-- Opening Marker --
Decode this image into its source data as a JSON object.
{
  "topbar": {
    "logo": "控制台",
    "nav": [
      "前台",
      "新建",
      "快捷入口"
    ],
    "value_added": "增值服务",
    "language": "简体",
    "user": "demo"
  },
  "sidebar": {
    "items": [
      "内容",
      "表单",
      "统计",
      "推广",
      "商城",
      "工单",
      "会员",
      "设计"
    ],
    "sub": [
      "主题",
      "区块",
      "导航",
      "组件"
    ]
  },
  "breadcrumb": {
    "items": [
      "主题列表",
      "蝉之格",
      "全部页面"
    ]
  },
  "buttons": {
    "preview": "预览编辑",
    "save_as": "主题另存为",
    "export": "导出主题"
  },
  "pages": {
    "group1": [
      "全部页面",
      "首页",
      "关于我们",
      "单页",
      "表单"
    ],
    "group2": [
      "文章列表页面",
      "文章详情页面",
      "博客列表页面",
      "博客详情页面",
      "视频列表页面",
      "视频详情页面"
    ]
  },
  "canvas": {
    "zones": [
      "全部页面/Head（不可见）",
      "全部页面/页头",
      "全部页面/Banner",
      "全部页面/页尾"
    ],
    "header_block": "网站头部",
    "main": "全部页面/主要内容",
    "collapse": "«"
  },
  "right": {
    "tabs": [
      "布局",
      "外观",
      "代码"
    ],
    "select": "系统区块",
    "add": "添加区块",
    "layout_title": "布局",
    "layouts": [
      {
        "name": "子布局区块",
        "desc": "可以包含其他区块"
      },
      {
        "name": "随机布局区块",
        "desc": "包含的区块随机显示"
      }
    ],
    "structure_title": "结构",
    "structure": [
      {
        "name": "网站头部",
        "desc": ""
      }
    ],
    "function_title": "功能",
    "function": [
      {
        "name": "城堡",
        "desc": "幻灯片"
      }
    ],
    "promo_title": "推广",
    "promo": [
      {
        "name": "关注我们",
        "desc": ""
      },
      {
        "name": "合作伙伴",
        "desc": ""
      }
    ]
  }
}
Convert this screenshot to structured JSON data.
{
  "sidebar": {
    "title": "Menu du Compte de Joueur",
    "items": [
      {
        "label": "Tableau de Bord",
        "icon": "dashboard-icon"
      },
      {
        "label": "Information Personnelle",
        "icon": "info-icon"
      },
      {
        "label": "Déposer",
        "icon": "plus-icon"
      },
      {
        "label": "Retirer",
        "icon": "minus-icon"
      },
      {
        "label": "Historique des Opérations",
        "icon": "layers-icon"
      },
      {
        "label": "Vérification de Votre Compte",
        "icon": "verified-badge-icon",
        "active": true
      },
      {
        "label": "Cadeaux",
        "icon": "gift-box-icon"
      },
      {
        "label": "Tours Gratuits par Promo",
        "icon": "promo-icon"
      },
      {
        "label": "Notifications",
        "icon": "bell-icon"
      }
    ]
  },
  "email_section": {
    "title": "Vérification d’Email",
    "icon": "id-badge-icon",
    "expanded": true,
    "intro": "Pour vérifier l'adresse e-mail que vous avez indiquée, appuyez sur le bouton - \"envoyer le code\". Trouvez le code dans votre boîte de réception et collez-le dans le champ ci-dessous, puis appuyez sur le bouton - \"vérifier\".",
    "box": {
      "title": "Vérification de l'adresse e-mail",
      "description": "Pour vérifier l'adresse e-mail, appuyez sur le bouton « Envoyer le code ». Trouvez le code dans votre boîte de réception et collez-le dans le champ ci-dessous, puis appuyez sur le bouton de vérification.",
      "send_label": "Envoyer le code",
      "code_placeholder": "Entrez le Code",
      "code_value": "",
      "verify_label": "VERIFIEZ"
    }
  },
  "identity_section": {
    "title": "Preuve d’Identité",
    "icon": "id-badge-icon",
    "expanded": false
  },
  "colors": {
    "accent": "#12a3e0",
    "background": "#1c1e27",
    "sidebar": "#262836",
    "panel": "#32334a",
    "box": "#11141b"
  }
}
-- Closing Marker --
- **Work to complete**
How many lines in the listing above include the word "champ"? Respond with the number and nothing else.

- **Finished exercise**
2